[Work to complete]
Every line in the entries where "views" is found should be copied.

=-=-=-=-=

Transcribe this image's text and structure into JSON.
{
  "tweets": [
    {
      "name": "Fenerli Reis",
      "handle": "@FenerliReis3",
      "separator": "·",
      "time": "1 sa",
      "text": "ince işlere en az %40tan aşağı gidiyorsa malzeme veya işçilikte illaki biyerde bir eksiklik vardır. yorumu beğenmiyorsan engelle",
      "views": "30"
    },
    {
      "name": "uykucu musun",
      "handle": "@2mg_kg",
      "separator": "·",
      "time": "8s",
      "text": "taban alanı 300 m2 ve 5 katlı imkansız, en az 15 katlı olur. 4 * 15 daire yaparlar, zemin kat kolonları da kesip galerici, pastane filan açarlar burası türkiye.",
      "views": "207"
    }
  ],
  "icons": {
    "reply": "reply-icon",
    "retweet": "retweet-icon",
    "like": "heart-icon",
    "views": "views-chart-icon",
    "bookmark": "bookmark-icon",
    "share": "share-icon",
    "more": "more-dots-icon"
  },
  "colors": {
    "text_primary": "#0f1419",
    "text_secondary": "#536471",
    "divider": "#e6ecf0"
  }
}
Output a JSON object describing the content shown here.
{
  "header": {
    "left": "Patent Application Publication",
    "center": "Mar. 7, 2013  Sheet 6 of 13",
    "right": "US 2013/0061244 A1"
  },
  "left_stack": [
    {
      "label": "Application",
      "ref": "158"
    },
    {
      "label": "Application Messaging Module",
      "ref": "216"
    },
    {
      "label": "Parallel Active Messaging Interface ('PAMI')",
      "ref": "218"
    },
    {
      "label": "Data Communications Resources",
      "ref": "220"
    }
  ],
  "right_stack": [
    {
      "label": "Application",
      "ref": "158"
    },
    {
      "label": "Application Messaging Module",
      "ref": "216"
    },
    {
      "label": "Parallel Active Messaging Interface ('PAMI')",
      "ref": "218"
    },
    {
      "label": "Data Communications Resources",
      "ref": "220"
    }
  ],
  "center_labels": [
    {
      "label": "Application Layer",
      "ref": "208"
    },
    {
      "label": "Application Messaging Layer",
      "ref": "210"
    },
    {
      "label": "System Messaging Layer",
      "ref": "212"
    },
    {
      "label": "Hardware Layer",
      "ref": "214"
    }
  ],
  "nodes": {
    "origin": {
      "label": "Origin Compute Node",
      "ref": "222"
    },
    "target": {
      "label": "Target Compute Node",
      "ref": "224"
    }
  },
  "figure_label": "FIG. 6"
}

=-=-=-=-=

[Your response]
      "views": "30"
      "views": "207"
    "views": "views-chart-icon",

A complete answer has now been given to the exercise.